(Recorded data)
══════
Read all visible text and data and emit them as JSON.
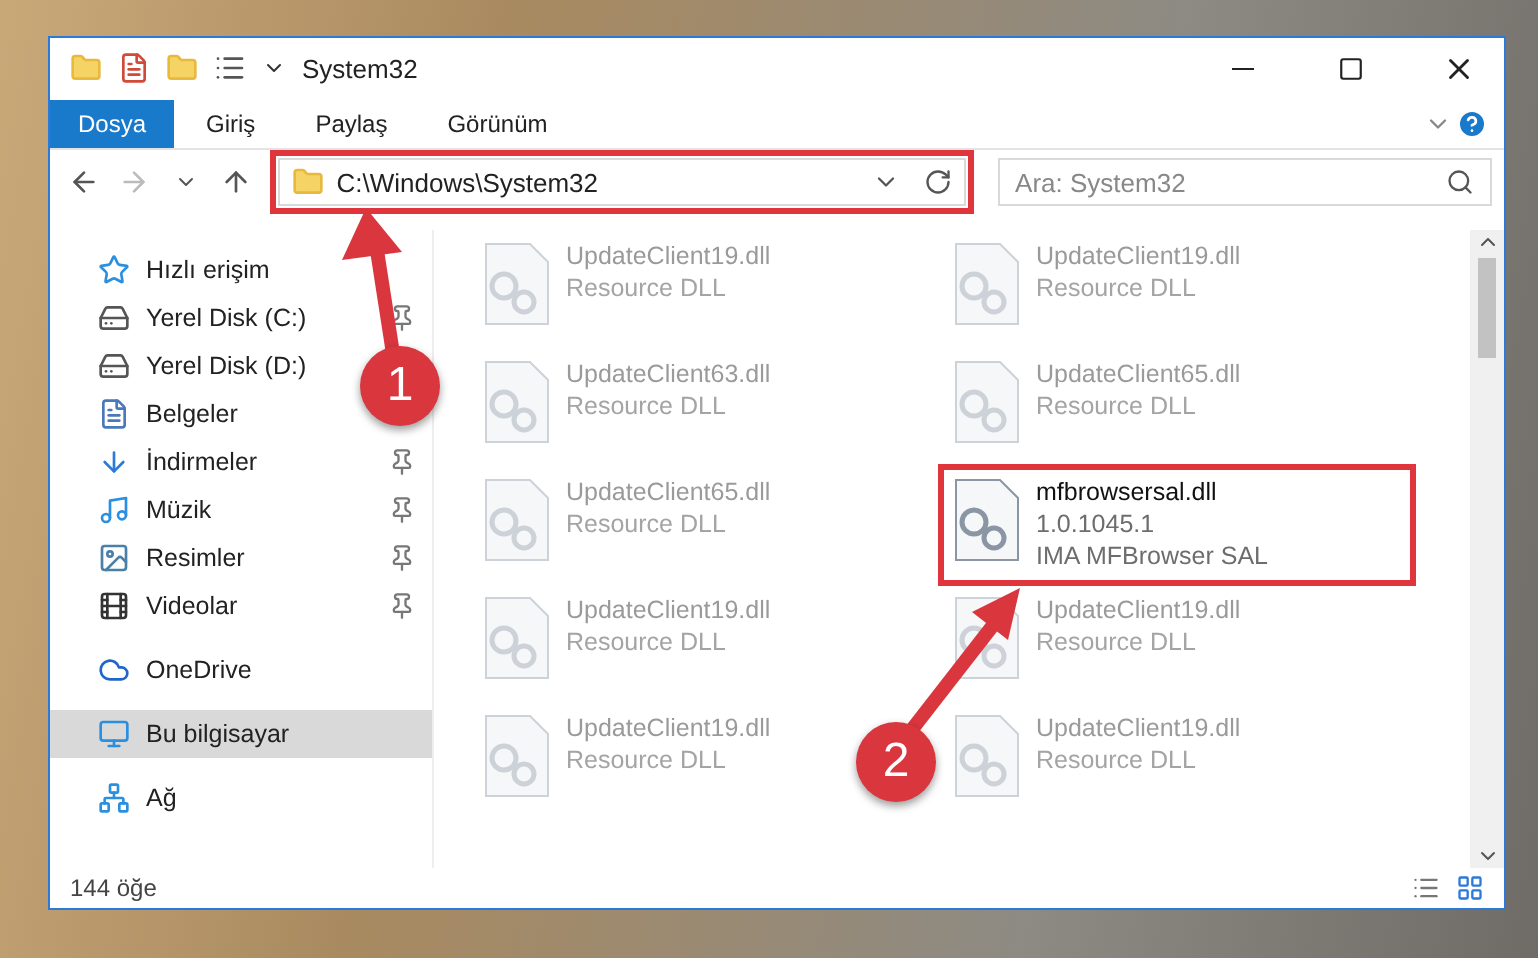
{
  "window": {
    "title": "System32"
  },
  "ribbon_tabs": [
    {
      "label": "Dosya",
      "selected": true
    },
    {
      "label": "Giriş",
      "selected": false
    },
    {
      "label": "Paylaş",
      "selected": false
    },
    {
      "label": "Görünüm",
      "selected": false
    }
  ],
  "address": {
    "path": "C:\\Windows\\System32",
    "highlighted": true
  },
  "search": {
    "placeholder": "Ara: System32"
  },
  "sidebar": {
    "items": [
      {
        "label": "Hızlı erişim",
        "kind": "star",
        "selected": false,
        "children": [
          {
            "label": "Yerel Disk (C:)",
            "kind": "drive",
            "selected": false,
            "pinned": true
          },
          {
            "label": "Yerel Disk (D:)",
            "kind": "drive",
            "selected": false,
            "pinned": false
          },
          {
            "label": "Belgeler",
            "kind": "documents",
            "selected": false,
            "pinned": false
          },
          {
            "label": "İndirmeler",
            "kind": "download",
            "selected": false,
            "pinned": true
          },
          {
            "label": "Müzik",
            "kind": "music",
            "selected": false,
            "pinned": true
          },
          {
            "label": "Resimler",
            "kind": "pictures",
            "selected": false,
            "pinned": true
          },
          {
            "label": "Videolar",
            "kind": "videos",
            "selected": false,
            "pinned": true
          }
        ]
      },
      {
        "label": "OneDrive",
        "kind": "cloud",
        "selected": false,
        "pinned": false
      },
      {
        "label": "Bu bilgisayar",
        "kind": "computer",
        "selected": true,
        "pinned": false
      },
      {
        "label": "Ağ",
        "kind": "network",
        "selected": false,
        "pinned": false
      }
    ]
  },
  "files": [
    {
      "name": "UpdateClient19.dll",
      "lines": [
        "Resource DLL"
      ],
      "selected": false
    },
    {
      "name": "UpdateClient19.dll",
      "lines": [
        "Resource DLL"
      ],
      "selected": false
    },
    {
      "name": "UpdateClient63.dll",
      "lines": [
        "Resource DLL"
      ],
      "selected": false
    },
    {
      "name": "UpdateClient65.dll",
      "lines": [
        "Resource DLL"
      ],
      "selected": false
    },
    {
      "name": "UpdateClient65.dll",
      "lines": [
        "Resource DLL"
      ],
      "selected": false
    },
    {
      "name": "mfbrowsersal.dll",
      "lines": [
        "1.0.1045.1",
        "IMA MFBrowser SAL"
      ],
      "selected": true
    },
    {
      "name": "UpdateClient19.dll",
      "lines": [
        "Resource DLL"
      ],
      "selected": false
    },
    {
      "name": "UpdateClient19.dll",
      "lines": [
        "Resource DLL"
      ],
      "selected": false
    },
    {
      "name": "UpdateClient19.dll",
      "lines": [
        "Resource DLL"
      ],
      "selected": false
    },
    {
      "name": "UpdateClient19.dll",
      "lines": [
        "Resource DLL"
      ],
      "selected": false
    }
  ],
  "status_bar": {
    "count": "144 öğe"
  },
  "annotations": [
    {
      "label": "1"
    },
    {
      "label": "2"
    }
  ]
}
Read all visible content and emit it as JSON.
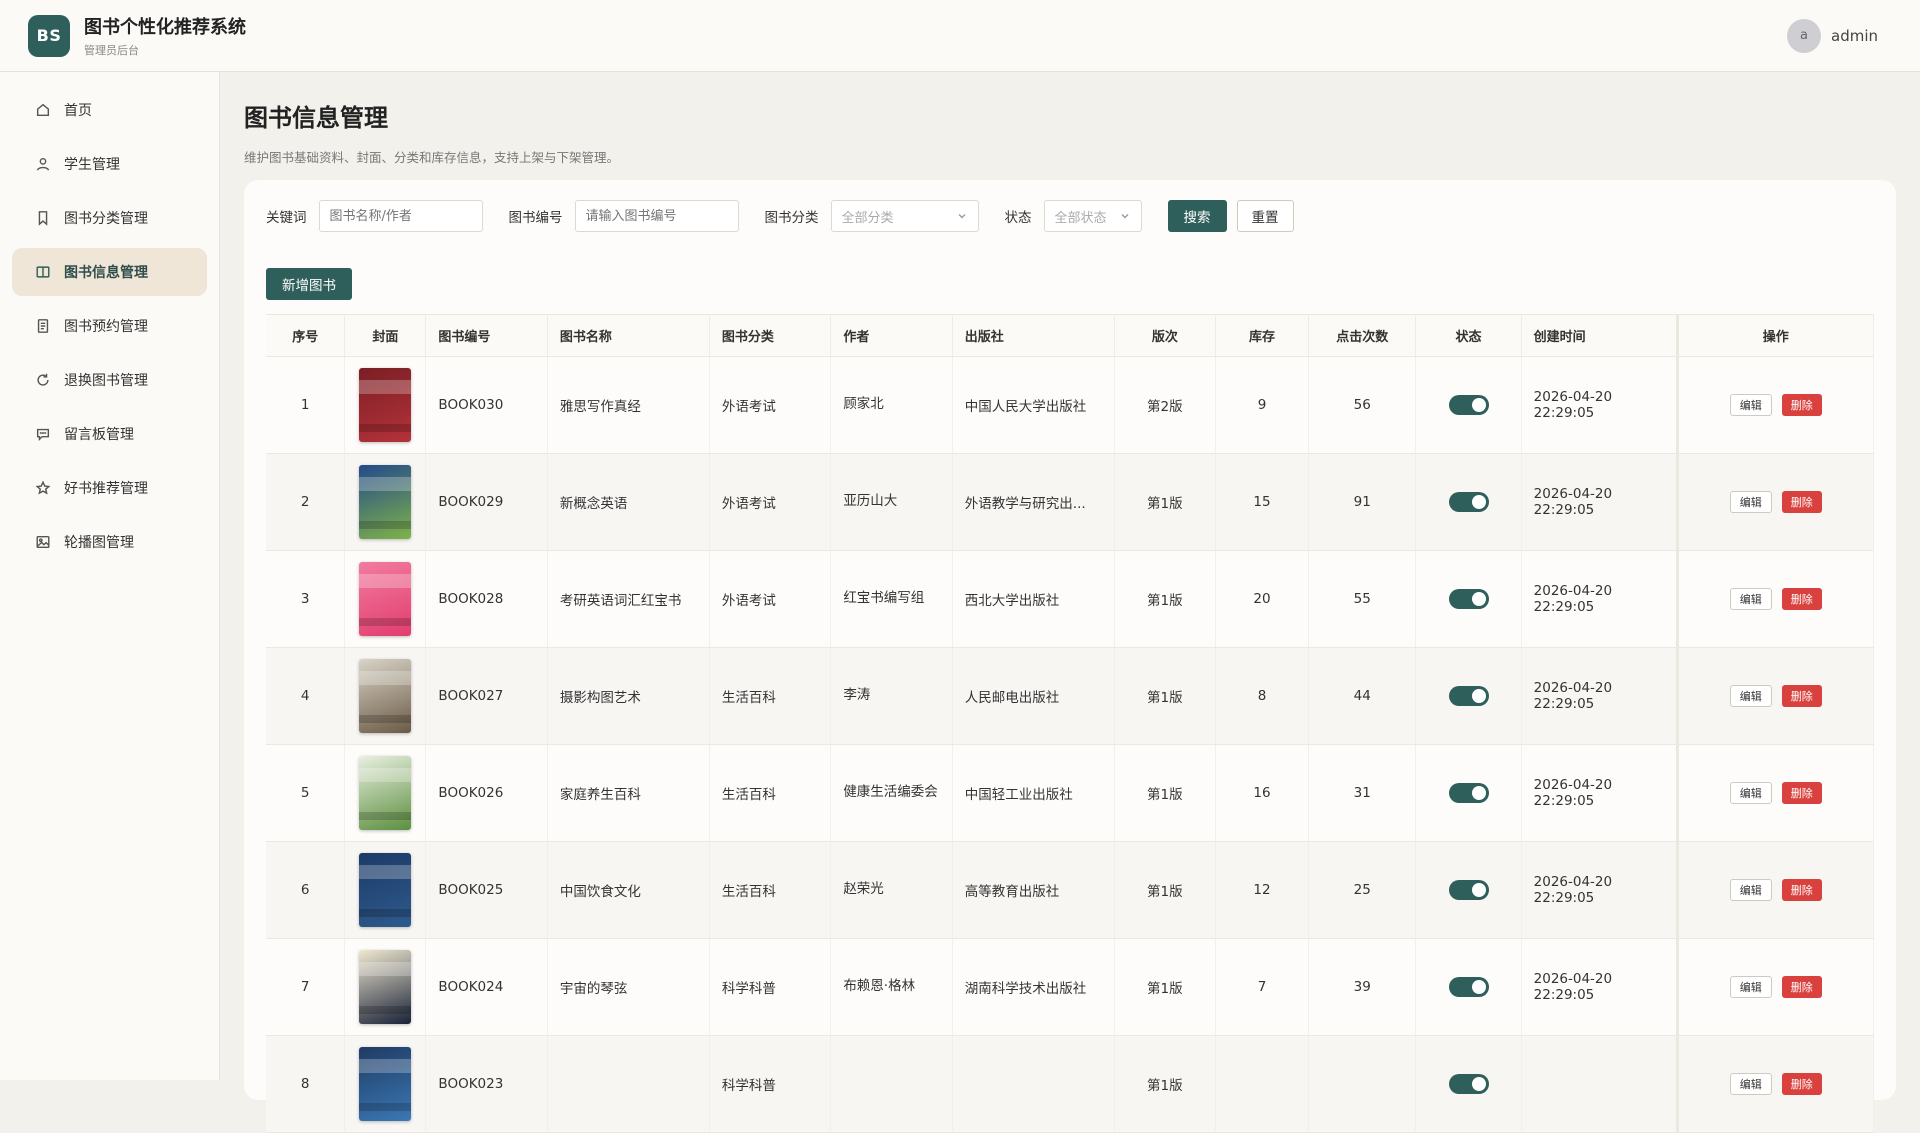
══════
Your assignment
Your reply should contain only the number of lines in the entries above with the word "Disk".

Written solution
2